I've heard a lot in the last year about how God loves cities. Our church did a series on it and I read a post a while back from Hannah Brechner about how He started with a garden and ended with a city and it meant something.
Lately as I've driven to and from work, it's been dark both directions. And I've noticed that if I squint, it almost looks like I'm surrounded by Christmas lights. The tail lights are red sitting in front of me and the headlights are white dancing toward me. And each time I realize they're headlights, I feel a little sad.
Where are all of these people going? I wonder each morning. Are they going toward a job they love? Or are they sad to drive to work? Are they leaving little ones at home with a nanny? Or is their backseat full of kiddos with sticky fingers and full tummies?

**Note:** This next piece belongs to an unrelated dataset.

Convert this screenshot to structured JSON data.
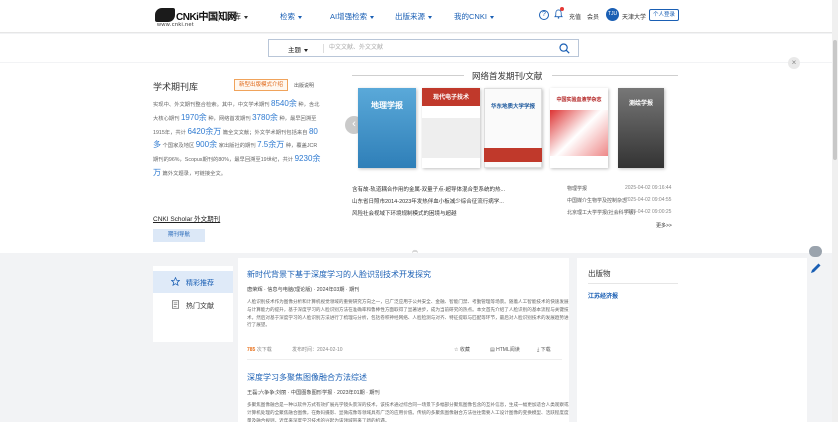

Did they sleep well? Are they stressed? What are they working for? For money or love or worth?
For a while, I thought I loved cities. But, as I've gotten older, I've found that they tend to overwhelm me. It's not so much the surface level things - like traffic and the effort it takes to run errands, though those things tire me every once in a while. It's the bigger issues that break my heart. It's the poverty, the hunger, graffiti and loneliness in a city that overwhelm me. It's the the fact that you can be fully and wholly surrounded by people all the time, but can feel so alone. It's that there are so many people in need, that I feel like I can't begin to dent the issues.
But, as Chris always tells me, we have to pay attention to the tension in our lives.
And city living creates tension for me. There is so much pulling at my heart - to invest in, care for, connect with. And then, there is a yearning deep inside me to lace up my shoes and run to a small rural community like my hometown in Indiana.
As I get older, I understand more every day that the things that overwhelm me tend to be the things I need to unpack. It's the honest conversation I'm avoiding and the hard decision I need to make. They're the things that help me grow and learn to love others better. They're the scary decisions when there's a much easier option.
It took Chris and me a little while to find our wedding venue, because my main criteria were (1) to be in a garden and (2) not to feel like a city. It turns out, that's a tall order in Atlanta. But, we finally found a spot that's surrounded by flowers and has no skyline view or bright lights. I wanted our wedding to feel calm and intimate in the chaos of the city.
Lately I've learned that this is exactly what I need in the overwhelming times in my life. I'm called not to run from them, but to stay put. I'm being called to create my own sanctuary - my own quiet in the storm. I'm learning that there is growth in the chaos and beauty in pain. The things that break our hearts, create tension and make us want to give up and run the other direction, are so often in the places where we need to stay put.
I don't know what you're fighting for today, but if you need a reminder, take it from me. Keep going; carry on. Don't run from the real stuff. If you find yourself knee deep in tension, soak it up. Let it wash over you. It will not bend you or break you, but instead, shape you into someone stronger and more powerful than you could ever imagine.